→ **Work instruction**
In the listing that follows, copy out each line that includes the word "your".

→ **Information given**
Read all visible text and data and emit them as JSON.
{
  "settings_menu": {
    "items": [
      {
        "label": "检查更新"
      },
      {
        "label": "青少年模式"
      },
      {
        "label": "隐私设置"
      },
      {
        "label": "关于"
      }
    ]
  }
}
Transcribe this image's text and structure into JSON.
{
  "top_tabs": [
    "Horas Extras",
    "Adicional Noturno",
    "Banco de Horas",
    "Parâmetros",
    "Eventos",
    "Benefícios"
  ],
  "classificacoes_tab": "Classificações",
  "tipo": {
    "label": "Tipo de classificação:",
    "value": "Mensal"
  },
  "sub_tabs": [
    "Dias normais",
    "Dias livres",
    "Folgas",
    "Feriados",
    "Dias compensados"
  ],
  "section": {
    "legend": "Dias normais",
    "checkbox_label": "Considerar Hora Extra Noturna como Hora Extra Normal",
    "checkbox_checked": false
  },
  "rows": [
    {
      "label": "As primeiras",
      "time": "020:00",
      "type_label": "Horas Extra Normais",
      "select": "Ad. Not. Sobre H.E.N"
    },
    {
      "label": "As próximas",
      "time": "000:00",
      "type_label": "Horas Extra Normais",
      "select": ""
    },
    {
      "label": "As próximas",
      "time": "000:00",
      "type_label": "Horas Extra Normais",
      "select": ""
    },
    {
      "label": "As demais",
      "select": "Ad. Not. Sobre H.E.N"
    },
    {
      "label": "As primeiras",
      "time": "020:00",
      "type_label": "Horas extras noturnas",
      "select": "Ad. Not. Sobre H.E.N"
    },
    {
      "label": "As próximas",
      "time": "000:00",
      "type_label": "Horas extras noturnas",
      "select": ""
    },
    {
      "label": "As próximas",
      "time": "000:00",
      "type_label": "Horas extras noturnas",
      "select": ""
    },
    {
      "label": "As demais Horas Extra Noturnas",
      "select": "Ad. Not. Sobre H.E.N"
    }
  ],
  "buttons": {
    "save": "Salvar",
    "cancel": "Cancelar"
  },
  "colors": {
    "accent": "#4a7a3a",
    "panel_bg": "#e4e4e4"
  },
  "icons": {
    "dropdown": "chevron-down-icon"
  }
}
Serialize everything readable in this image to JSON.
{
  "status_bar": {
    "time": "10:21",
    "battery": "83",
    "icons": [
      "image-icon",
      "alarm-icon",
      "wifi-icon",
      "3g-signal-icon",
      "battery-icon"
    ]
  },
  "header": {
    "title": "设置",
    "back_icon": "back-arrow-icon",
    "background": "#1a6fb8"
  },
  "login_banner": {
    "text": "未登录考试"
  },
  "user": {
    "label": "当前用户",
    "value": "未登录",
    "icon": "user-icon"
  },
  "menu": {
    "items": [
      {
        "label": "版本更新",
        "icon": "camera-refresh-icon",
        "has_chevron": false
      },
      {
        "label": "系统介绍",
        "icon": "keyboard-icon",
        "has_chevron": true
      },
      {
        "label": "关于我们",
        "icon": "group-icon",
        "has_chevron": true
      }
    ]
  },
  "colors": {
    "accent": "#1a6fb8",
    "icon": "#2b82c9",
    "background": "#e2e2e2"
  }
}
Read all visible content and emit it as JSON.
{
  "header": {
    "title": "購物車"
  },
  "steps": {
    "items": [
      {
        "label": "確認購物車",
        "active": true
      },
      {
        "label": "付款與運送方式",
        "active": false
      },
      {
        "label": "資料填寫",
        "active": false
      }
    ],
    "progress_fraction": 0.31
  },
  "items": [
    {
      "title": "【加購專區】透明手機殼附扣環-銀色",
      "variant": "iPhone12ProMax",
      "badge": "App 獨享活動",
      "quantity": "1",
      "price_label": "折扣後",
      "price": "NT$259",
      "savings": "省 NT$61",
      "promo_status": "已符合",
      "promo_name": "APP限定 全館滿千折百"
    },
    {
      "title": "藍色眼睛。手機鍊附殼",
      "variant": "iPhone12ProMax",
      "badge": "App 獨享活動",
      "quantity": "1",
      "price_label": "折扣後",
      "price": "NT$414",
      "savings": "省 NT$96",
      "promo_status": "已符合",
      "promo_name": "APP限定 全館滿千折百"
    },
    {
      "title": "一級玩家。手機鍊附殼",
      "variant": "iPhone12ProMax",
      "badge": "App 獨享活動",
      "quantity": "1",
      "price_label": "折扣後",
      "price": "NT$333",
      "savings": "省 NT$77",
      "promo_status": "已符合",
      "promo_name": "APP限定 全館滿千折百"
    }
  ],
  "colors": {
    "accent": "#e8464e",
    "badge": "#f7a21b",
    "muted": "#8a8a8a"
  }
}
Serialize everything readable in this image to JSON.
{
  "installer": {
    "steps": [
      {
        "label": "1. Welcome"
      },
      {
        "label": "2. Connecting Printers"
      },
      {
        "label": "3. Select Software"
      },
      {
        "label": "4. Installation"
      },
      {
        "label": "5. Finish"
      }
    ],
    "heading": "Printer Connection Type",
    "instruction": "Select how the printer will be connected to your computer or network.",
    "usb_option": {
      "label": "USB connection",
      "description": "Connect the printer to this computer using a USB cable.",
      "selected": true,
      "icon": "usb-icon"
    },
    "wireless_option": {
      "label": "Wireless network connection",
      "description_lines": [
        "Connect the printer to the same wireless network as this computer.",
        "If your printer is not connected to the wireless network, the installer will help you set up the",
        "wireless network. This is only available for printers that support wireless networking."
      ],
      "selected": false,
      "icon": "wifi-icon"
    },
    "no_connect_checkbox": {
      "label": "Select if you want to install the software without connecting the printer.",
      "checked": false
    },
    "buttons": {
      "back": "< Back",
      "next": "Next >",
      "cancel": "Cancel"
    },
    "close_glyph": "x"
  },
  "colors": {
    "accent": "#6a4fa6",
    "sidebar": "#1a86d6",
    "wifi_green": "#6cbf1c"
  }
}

→ **Task answer**
    "instruction": "Select how the printer will be connected to your computer or network.",
        "If your printer is not connected to the wireless network, the installer will help you set up the",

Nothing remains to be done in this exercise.